Rock & Roll EP
Quietly becoming the torch carrier of punks who choose an acoustic guitar to convey their ire — somewhere down the line from Bob Dylan, Joe Strummer, Mike Ness and Ani DiFranco — Frank Turner has slipped another timeless nugget onto the virtual shelves in the way of the five-song EP Rock ‘n’ Roll. Released as an in-between from his 2009 full length Poetry of the Dead and the upcoming, as yet untitled, Epitaph Records 2011 release, the fast-paced and fast recorded (a man like Turner needs little more than three days to throw together such a minor masterpiece) short album bleeds with the vitality of a young songwriter who’s spent the better part of the last decade on the road — either with his old hardcore band Million Dead, or solo. In the midst of the songs’ urgency is the autobiographical, soul bearing core that lies at the heart of every Frank Turner composition.
Opening strong with the only song scheduled to also appear on his upcoming full length, “I Still Believe” serves as a nostalgic, throw-your-arm-around-your-buddy, celebratory song about an old, but true, cliché — the power of rock ‘n’ roll. Music as a savior, music as a release, music as an outlet for every waking moment of our tumultuous lives — Turner embraces the declaration with fervor and you just can’t help but fall in love with every impassioned note.
“Pass It Along” and “Rock & Roll Romance” are a pair of quiet ballads, both gorgeously aching. The latter bares shades of Elliot Smith’s sadness, with words that paint a picture of unrequited love that’s right in front of your face but you don’t see because you’re too busy complaining about your life. In under two minutes, this melancholic gem almost steals the spotlight from the rest of the record.
The piano-pounding urgency of “To Absent Friend” is the hardest hitting track on here, but stands out mostly because it’s so out of left field in comparison with the otherwise unhurried pace of the EP. It’s got its charm, but it doesn’t have the naked heart of the closing song, “The Next Round.” In the tradition of Flogging Molly’s “Float,” it’s a folk rock admission of finding courage, solace, or comfort in a bottle.
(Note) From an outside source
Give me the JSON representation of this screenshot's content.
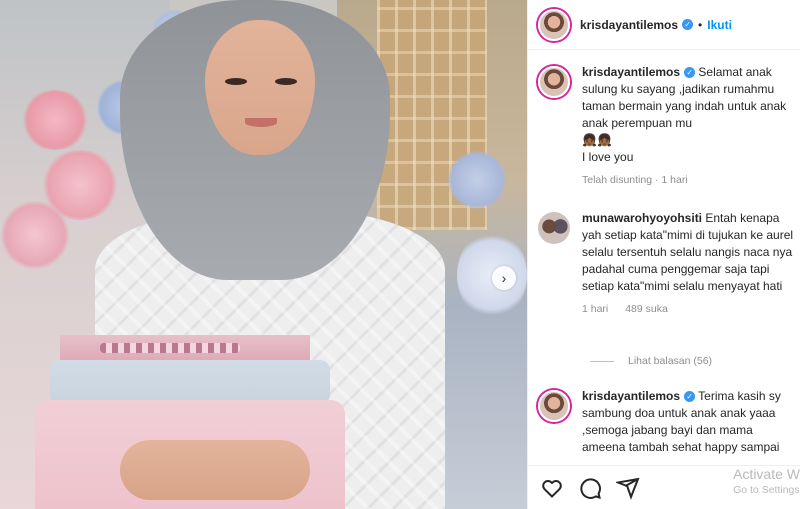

Slowed down to a country pace and absolutely crimson with confession, if this doesn’t break your heart, then you may want to check your pulse.
Of all of Frank Turner’s releases thus far, this is the one that comes closest to capturing the invigorating and close-knit nature of his live show.
Frank Turner: www.frank-turner.com